### Records to process ###
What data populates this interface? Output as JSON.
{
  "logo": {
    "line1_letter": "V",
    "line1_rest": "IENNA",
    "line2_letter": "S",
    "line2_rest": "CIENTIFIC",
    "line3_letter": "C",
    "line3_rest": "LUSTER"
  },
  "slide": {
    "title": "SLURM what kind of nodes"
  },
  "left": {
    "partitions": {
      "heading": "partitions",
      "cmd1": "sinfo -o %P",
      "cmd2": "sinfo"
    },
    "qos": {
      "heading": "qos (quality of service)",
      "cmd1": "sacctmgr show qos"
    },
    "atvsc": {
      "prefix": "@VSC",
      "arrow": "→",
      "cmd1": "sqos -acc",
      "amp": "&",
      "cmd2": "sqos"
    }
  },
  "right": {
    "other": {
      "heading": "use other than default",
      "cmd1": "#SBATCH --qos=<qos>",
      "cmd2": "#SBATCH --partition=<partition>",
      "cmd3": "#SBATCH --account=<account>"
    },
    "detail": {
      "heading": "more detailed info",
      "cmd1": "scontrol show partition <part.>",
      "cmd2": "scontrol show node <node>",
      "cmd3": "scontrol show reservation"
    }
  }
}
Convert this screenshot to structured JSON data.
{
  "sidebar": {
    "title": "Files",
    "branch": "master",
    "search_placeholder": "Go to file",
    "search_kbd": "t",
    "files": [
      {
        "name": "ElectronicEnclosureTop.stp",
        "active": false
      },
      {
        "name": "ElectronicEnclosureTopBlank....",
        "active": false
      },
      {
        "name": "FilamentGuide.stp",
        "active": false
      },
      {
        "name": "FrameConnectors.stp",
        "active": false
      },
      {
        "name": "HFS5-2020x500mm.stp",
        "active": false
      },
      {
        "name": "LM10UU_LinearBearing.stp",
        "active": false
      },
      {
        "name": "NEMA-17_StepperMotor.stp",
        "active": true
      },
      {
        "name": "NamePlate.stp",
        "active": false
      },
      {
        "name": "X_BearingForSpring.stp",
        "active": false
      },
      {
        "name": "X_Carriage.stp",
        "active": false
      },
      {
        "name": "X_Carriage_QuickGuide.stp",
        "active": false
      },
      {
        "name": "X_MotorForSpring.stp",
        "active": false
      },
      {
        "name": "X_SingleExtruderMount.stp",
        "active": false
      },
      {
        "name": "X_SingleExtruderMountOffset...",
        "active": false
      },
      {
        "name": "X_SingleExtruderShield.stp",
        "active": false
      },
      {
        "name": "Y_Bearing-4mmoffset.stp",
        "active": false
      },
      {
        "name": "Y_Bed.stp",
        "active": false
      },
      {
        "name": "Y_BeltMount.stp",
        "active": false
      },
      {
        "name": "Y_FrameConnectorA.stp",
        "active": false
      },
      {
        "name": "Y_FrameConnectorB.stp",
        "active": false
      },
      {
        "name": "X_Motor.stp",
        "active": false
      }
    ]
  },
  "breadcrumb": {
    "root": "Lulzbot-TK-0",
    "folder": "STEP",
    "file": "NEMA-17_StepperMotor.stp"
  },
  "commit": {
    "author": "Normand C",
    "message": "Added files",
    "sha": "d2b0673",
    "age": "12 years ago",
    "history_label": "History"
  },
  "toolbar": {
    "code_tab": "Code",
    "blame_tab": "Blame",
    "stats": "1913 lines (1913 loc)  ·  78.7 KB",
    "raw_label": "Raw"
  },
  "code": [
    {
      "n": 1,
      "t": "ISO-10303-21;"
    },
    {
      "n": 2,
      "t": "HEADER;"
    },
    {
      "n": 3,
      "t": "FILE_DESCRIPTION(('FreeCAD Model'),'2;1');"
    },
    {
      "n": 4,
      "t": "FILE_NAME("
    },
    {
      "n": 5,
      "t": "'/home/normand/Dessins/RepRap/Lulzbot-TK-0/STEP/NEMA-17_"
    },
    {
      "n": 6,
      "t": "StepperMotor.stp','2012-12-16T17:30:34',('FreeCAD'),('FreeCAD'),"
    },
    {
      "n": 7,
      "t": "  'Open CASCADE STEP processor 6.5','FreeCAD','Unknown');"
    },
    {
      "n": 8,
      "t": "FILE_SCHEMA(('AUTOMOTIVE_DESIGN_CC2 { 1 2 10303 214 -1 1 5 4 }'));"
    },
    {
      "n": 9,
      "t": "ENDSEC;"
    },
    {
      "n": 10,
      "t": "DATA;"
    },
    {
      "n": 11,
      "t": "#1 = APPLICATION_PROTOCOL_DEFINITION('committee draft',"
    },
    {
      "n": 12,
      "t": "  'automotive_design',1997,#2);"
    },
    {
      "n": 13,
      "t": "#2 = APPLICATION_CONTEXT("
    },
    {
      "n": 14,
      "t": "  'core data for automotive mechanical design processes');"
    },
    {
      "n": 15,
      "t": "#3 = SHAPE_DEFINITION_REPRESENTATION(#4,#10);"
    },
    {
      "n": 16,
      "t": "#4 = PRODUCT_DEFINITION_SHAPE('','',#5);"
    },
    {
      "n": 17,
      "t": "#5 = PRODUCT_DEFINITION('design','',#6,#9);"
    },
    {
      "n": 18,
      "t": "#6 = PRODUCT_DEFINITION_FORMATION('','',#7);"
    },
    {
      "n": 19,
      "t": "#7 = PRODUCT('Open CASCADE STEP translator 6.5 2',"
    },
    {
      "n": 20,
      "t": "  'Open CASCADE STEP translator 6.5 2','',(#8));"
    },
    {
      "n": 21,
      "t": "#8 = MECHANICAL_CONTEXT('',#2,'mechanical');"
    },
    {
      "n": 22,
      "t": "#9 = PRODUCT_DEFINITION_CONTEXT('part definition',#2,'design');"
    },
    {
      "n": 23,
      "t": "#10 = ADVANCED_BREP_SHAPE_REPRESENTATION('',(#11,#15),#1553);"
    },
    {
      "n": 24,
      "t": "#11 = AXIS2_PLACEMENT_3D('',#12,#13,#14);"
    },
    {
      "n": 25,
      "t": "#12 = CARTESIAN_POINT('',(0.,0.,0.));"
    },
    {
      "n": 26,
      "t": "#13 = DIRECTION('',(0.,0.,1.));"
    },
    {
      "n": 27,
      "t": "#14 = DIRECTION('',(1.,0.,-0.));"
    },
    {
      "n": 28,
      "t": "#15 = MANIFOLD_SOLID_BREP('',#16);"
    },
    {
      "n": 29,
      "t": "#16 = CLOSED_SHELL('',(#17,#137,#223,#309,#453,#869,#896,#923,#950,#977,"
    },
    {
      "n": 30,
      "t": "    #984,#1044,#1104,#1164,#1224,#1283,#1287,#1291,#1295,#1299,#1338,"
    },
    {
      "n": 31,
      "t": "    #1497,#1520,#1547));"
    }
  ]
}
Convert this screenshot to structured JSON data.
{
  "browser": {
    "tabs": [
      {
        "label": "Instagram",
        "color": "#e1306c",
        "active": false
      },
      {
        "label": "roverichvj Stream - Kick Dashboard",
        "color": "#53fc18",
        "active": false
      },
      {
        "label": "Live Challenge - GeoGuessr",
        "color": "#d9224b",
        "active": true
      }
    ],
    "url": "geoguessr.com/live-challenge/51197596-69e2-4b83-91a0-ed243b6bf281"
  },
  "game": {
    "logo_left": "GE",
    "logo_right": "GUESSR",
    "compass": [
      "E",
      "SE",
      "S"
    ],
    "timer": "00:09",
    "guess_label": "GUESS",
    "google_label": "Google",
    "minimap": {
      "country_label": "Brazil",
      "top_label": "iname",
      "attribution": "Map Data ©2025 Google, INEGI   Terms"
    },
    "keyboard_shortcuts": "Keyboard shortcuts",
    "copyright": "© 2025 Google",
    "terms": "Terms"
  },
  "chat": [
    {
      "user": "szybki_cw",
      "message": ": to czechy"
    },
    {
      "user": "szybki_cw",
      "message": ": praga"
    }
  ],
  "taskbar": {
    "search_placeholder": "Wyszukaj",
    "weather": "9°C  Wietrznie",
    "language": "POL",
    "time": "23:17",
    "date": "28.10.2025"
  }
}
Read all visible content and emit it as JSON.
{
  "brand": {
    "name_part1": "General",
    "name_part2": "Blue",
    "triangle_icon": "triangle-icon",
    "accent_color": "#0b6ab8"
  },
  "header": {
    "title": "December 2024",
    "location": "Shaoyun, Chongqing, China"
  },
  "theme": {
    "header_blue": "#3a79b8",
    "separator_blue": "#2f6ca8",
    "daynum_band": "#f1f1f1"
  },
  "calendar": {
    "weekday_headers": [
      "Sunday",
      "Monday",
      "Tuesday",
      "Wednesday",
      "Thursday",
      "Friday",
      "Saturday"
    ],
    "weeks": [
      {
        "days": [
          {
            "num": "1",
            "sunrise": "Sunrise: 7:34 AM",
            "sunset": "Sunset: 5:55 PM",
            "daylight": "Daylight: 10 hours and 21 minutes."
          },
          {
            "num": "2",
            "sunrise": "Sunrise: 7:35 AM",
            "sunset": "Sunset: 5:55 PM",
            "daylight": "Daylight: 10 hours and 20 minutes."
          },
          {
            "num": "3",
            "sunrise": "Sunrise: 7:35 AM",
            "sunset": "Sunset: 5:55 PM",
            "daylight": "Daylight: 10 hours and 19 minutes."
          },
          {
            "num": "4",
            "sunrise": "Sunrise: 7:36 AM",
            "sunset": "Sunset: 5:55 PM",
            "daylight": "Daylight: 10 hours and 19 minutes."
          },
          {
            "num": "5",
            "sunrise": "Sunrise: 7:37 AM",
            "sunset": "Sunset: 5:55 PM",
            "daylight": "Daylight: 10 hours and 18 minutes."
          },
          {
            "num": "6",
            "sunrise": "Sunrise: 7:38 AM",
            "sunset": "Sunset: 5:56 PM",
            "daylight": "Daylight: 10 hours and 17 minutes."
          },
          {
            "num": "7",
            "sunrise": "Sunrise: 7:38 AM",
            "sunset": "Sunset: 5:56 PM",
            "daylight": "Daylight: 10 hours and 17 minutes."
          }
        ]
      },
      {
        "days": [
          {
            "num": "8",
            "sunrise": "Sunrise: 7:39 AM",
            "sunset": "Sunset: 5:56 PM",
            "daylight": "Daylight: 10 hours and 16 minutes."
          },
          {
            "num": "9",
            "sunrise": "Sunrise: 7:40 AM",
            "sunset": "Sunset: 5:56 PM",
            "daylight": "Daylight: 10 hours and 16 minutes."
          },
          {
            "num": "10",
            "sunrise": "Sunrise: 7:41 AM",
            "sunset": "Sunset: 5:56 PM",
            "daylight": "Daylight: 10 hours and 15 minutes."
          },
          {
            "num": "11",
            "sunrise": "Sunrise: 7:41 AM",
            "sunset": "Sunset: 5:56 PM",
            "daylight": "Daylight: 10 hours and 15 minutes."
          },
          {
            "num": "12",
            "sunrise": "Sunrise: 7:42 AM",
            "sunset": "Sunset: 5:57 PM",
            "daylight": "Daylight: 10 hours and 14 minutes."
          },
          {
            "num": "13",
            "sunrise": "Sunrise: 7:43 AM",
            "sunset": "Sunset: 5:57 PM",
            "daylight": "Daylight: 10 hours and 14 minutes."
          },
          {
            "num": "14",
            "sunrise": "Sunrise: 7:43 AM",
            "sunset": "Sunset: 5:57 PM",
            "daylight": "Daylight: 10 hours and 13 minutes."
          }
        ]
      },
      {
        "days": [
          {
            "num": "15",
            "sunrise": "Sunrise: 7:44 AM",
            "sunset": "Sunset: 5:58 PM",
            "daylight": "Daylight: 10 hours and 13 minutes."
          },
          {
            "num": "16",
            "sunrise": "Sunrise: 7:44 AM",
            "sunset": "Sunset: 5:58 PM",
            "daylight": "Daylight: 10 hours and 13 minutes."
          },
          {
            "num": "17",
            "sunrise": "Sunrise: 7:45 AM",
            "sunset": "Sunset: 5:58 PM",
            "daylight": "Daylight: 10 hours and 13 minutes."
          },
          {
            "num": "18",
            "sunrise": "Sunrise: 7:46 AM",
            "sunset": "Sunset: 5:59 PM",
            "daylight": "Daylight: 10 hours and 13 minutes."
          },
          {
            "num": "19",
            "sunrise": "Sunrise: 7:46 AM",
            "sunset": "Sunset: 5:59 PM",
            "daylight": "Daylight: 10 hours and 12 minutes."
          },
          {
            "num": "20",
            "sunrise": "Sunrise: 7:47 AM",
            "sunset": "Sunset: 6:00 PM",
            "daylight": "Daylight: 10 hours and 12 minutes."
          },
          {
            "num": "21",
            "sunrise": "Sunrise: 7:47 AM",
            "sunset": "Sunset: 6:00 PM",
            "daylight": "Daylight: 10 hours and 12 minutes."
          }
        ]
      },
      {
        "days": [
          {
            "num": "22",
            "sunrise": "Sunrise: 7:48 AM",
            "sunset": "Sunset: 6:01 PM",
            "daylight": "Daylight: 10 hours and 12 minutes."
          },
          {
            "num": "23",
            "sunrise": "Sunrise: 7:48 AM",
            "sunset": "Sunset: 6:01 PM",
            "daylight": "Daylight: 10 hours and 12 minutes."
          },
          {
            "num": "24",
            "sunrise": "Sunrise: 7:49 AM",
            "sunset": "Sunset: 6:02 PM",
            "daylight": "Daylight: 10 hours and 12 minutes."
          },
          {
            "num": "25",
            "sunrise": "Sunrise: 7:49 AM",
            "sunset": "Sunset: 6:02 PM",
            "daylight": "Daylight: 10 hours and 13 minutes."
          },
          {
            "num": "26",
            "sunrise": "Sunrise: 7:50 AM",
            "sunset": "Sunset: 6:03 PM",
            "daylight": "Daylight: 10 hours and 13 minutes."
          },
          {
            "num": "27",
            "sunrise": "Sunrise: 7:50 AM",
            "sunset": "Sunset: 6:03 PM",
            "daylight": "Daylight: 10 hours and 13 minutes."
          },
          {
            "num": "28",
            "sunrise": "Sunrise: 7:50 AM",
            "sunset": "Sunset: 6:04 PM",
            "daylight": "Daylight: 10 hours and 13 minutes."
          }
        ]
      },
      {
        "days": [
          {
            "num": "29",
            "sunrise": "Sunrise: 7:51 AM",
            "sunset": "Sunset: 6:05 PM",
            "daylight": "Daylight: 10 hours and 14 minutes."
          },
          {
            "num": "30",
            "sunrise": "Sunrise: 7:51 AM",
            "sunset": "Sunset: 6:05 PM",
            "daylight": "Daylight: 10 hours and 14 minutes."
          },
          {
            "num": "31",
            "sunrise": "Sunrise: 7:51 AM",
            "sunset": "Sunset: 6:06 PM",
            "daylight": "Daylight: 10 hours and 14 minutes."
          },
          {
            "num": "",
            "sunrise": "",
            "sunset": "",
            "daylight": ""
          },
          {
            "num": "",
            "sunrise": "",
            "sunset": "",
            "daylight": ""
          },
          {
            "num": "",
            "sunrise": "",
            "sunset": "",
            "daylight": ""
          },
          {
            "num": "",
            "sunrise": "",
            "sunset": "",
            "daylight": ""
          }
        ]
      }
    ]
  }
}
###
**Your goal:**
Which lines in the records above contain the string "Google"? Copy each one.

**Completed task:**
    "google_label": "Google",
      "attribution": "Map Data ©2025 Google, INEGI   Terms"
    "copyright": "© 2025 Google",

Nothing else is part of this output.